*Try it*:
Scan the lines below for the string "into" and report how many lines contain it, giving only the number.

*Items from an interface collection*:
·····
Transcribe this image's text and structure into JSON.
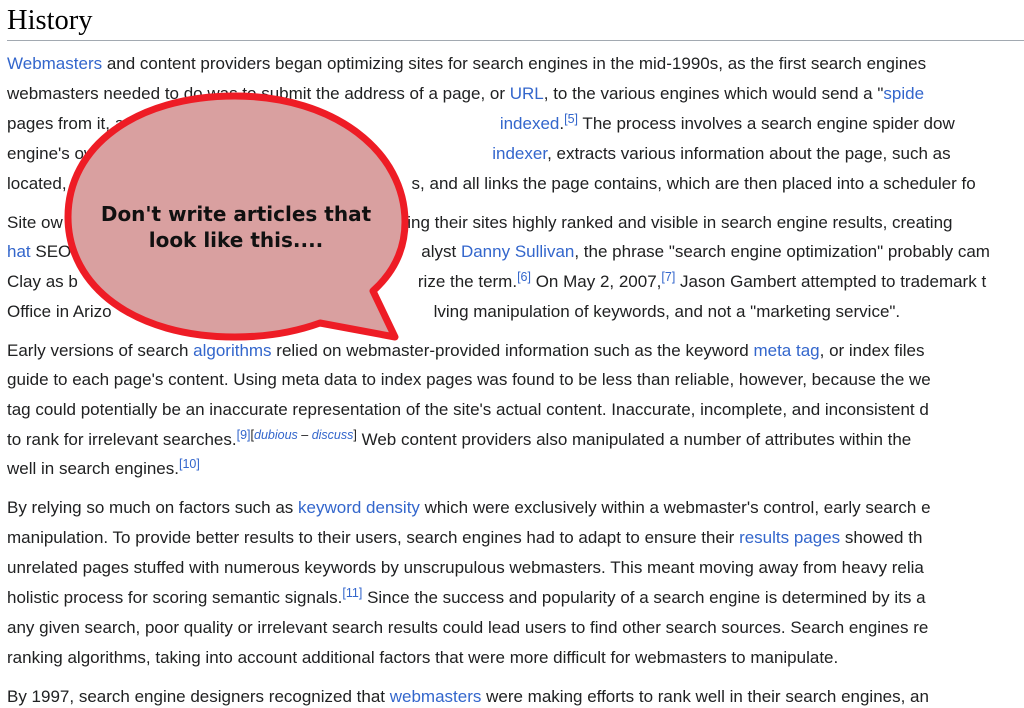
{
  "heading": "History",
  "callout": {
    "line1": "Don't write articles that",
    "line2": "look like this....",
    "fill": "#d9a0a0",
    "stroke": "#ee1c25"
  },
  "colors": {
    "link": "#3366cc",
    "text": "#202122"
  },
  "p1": {
    "l1": {
      "a": "Webmasters",
      "b": " and content providers began optimizing sites for search engines in the mid-1990s, as the first search engines"
    },
    "l2": {
      "a": "webmasters needed to do was to submit the address of a page, or ",
      "b": "URL",
      "c": ", to the various engines which would send a \"",
      "d": "spide"
    },
    "l3": {
      "a": "pages from it, and ",
      "b": "indexed",
      "c": "[5]",
      "d": " The process involves a search engine spider dow"
    },
    "l4": {
      "a": "engine's ow",
      "b": "indexer",
      "c": ", extracts various information about the page, such as"
    },
    "l5": {
      "a": "located,",
      "b": "s, and all links the page contains, which are then placed into a scheduler fo"
    }
  },
  "p2": {
    "l1": {
      "a": "Site ow",
      "b": "ying their sites highly ranked and visible in search engine results, creating"
    },
    "l2": {
      "a": "hat",
      "b": " SEO",
      "c": "alyst ",
      "d": "Danny Sullivan",
      "e": ", the phrase \"search engine optimization\" probably cam"
    },
    "l3": {
      "a": "Clay as b",
      "b": "rize the term.",
      "c": "[6]",
      "d": " On May 2, 2007,",
      "e": "[7]",
      "f": " Jason Gambert attempted to trademark t"
    },
    "l4": {
      "a": "Office in Arizo",
      "b": "lving manipulation of keywords, and not a \"marketing service\"."
    }
  },
  "p3": {
    "l1": {
      "a": "Early versions of search ",
      "b": "algorithms",
      "c": " relied on webmaster-provided information such as the keyword ",
      "d": "meta tag",
      "e": ", or index files"
    },
    "l2": {
      "a": "guide to each page's content. Using meta data to index pages was found to be less than reliable, however, because the we"
    },
    "l3": {
      "a": "tag could potentially be an inaccurate representation of the site's actual content. Inaccurate, incomplete, and inconsistent d"
    },
    "l4": {
      "a": "to rank for irrelevant searches.",
      "b": "[9]",
      "c": "[",
      "d": "dubious",
      "e": " – ",
      "f": "discuss",
      "g": "]",
      "h": " Web content providers also manipulated a number of attributes within the"
    },
    "l5": {
      "a": "well in search engines.",
      "b": "[10]"
    }
  },
  "p4": {
    "l1": {
      "a": "By relying so much on factors such as ",
      "b": "keyword density",
      "c": " which were exclusively within a webmaster's control, early search e"
    },
    "l2": {
      "a": "manipulation. To provide better results to their users, search engines had to adapt to ensure their ",
      "b": "results pages",
      "c": " showed th"
    },
    "l3": {
      "a": "unrelated pages stuffed with numerous keywords by unscrupulous webmasters. This meant moving away from heavy relia"
    },
    "l4": {
      "a": "holistic process for scoring semantic signals.",
      "b": "[11]",
      "c": " Since the success and popularity of a search engine is determined by its a"
    },
    "l5": {
      "a": "any given search, poor quality or irrelevant search results could lead users to find other search sources. Search engines re"
    },
    "l6": {
      "a": "ranking algorithms, taking into account additional factors that were more difficult for webmasters to manipulate."
    }
  },
  "p5": {
    "l1": {
      "a": "By 1997, search engine designers recognized that ",
      "b": "webmasters",
      "c": " were making efforts to rank well in their search engines, an"
    }
  }
}
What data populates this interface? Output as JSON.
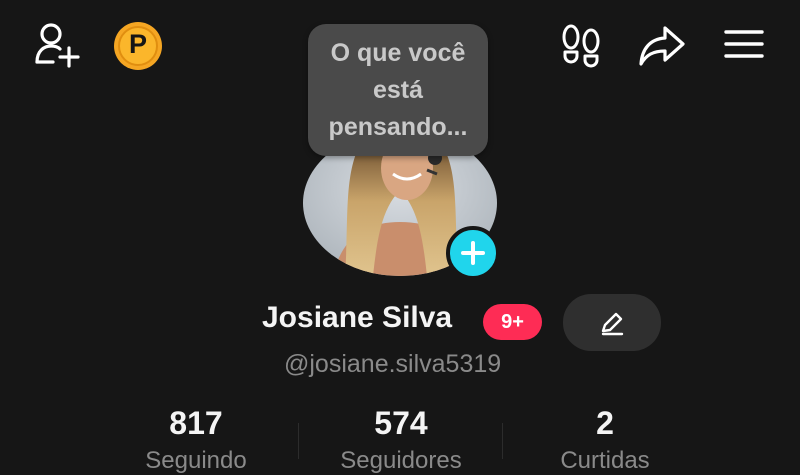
{
  "header": {
    "icons": [
      "add-friend-icon",
      "points-coin-icon",
      "footprints-icon",
      "share-icon",
      "menu-icon"
    ],
    "coin_letter": "P"
  },
  "profile": {
    "note_bubble": "O que você está pensando...",
    "name": "Josiane Silva",
    "notification_badge": "9+",
    "handle": "@josiane.silva5319"
  },
  "stats": [
    {
      "value": "817",
      "label": "Seguindo"
    },
    {
      "value": "574",
      "label": "Seguidores"
    },
    {
      "value": "2",
      "label": "Curtidas"
    }
  ],
  "colors": {
    "background": "#161616",
    "accent_cyan": "#20d5ec",
    "badge_red": "#fe2c55",
    "coin_gold": "#f5a623"
  }
}
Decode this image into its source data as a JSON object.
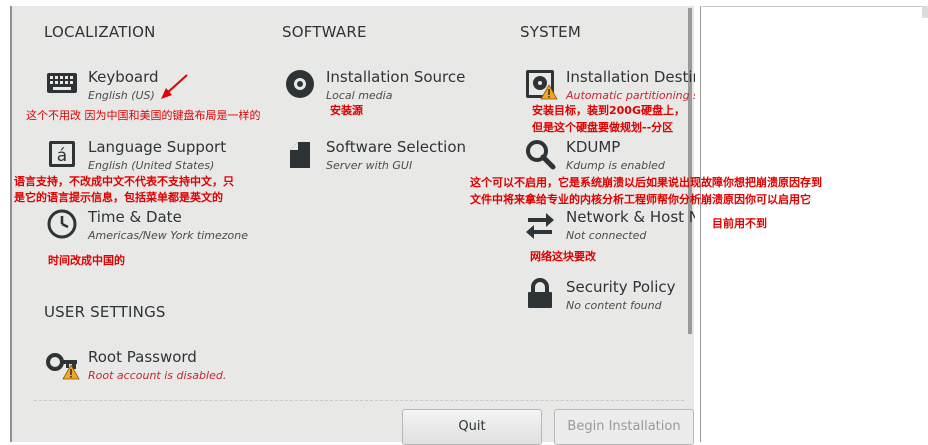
{
  "sections": {
    "localization": "LOCALIZATION",
    "software": "SOFTWARE",
    "system": "SYSTEM",
    "user_settings": "USER SETTINGS"
  },
  "spokes": {
    "keyboard": {
      "title": "Keyboard",
      "status": "English (US)"
    },
    "language": {
      "title": "Language Support",
      "status": "English (United States)"
    },
    "time": {
      "title": "Time & Date",
      "status": "Americas/New York timezone"
    },
    "install_source": {
      "title": "Installation Source",
      "status": "Local media"
    },
    "software_selection": {
      "title": "Software Selection",
      "status": "Server with GUI"
    },
    "install_dest": {
      "title": "Installation Destination",
      "status": "Automatic partitioning selected"
    },
    "kdump": {
      "title": "KDUMP",
      "status": "Kdump is enabled"
    },
    "network": {
      "title": "Network & Host Name",
      "status": "Not connected"
    },
    "security": {
      "title": "Security Policy",
      "status": "No content found"
    },
    "root": {
      "title": "Root Password",
      "status": "Root account is disabled."
    }
  },
  "buttons": {
    "quit": "Quit",
    "begin": "Begin Installation"
  },
  "annotations": {
    "keyboard": "这个不用改 因为中国和美国的键盘布局是一样的",
    "install_source": "安装源",
    "install_dest_1": "安装目标，装到200G硬盘上，",
    "install_dest_2": "但是这个硬盘要做规划--分区",
    "language_1": "语言支持，不改成中文不代表不支持中文，只",
    "language_2": "是它的语言提示信息，包括菜单都是英文的",
    "kdump_1": "这个可以不启用，它是系统崩溃以后如果说出现故障你想把崩溃原因存到",
    "kdump_2": "文件中将来拿给专业的内核分析工程师帮你分析崩溃原因你可以启用它",
    "kdump_3": "目前用不到",
    "time": "时间改成中国的",
    "network": "网络这块要改"
  },
  "colors": {
    "annotation": "#e00000",
    "warning": "#f5a623",
    "text": "#2e3436",
    "error_text": "#c6262e"
  }
}
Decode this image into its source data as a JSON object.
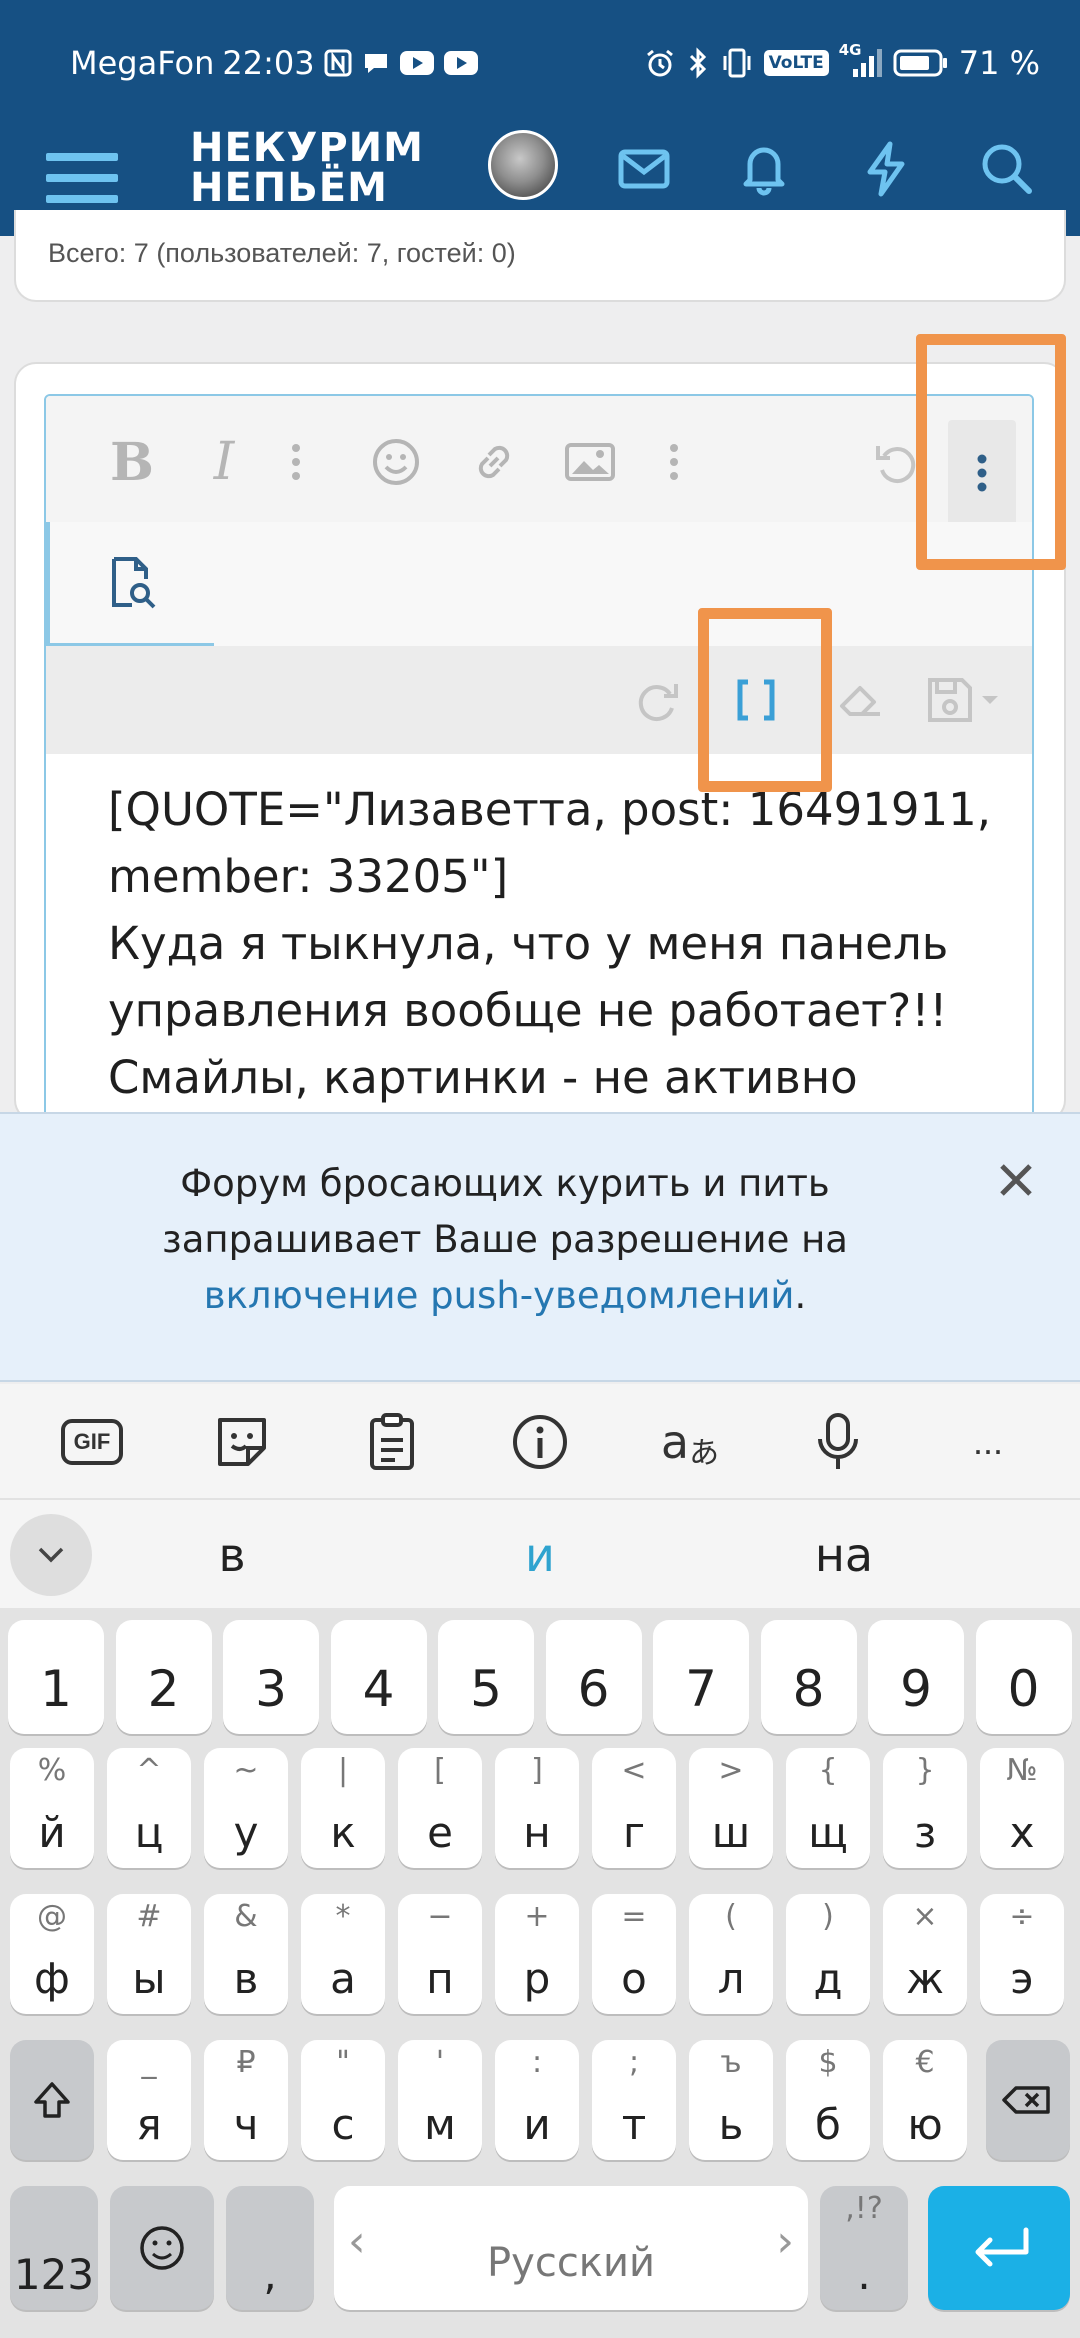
{
  "status_bar": {
    "carrier": "MegaFon",
    "time": "22:03",
    "volte": "VoLTE",
    "network": "4G",
    "battery_percent": "71 %"
  },
  "app_bar": {
    "logo_line1": "НЕКУРИМ",
    "logo_line2": "НЕПЬЁМ"
  },
  "online_summary": "Всего: 7 (пользователей: 7, гостей: 0)",
  "editor": {
    "content_lines": [
      "[QUOTE=\"Лизаветта, post: 16491911,",
      "member: 33205\"]",
      "Куда я тыкнула, что у меня панель",
      "управления вообще не работает?!!",
      "Смайлы, картинки - не активно"
    ]
  },
  "push_notice": {
    "text_before": "Форум бросающих курить и пить запрашивает Ваше разрешение на ",
    "link_text": "включение push-уведомлений",
    "text_after": "."
  },
  "keyboard_toolbar": {
    "gif_label": "GIF",
    "more": "..."
  },
  "suggestions": [
    "в",
    "и",
    "на"
  ],
  "suggestion_highlight_color": "#2fa3cf",
  "keyboard": {
    "numbers": [
      "1",
      "2",
      "3",
      "4",
      "5",
      "6",
      "7",
      "8",
      "9",
      "0"
    ],
    "row1": [
      [
        "%",
        "й"
      ],
      [
        "^",
        "ц"
      ],
      [
        "~",
        "у"
      ],
      [
        "|",
        "к"
      ],
      [
        "[",
        "е"
      ],
      [
        "]",
        "н"
      ],
      [
        "<",
        "г"
      ],
      [
        ">",
        "ш"
      ],
      [
        "{",
        "щ"
      ],
      [
        "}",
        "з"
      ],
      [
        "№",
        "х"
      ]
    ],
    "row2": [
      [
        "@",
        "ф"
      ],
      [
        "#",
        "ы"
      ],
      [
        "&",
        "в"
      ],
      [
        "*",
        "а"
      ],
      [
        "−",
        "п"
      ],
      [
        "+",
        "р"
      ],
      [
        "=",
        "о"
      ],
      [
        "(",
        "л"
      ],
      [
        ")",
        "д"
      ],
      [
        "×",
        "ж"
      ],
      [
        "÷",
        "э"
      ]
    ],
    "row3": [
      [
        "_",
        "я"
      ],
      [
        "₽",
        "ч"
      ],
      [
        "\"",
        "с"
      ],
      [
        "'",
        "м"
      ],
      [
        ":",
        "и"
      ],
      [
        ";",
        "т"
      ],
      [
        "ъ",
        "ь"
      ],
      [
        "$",
        "б"
      ],
      [
        "€",
        "ю"
      ]
    ],
    "sym_key": "123",
    "comma": ",",
    "space_label": "Русский",
    "period_alt": ",!?",
    "period": "."
  },
  "colors": {
    "brand": "#165083",
    "accent": "#6ec3f0",
    "highlight": "#f0944b",
    "enter": "#1bb0e6"
  }
}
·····
*Result of the exercise*:
5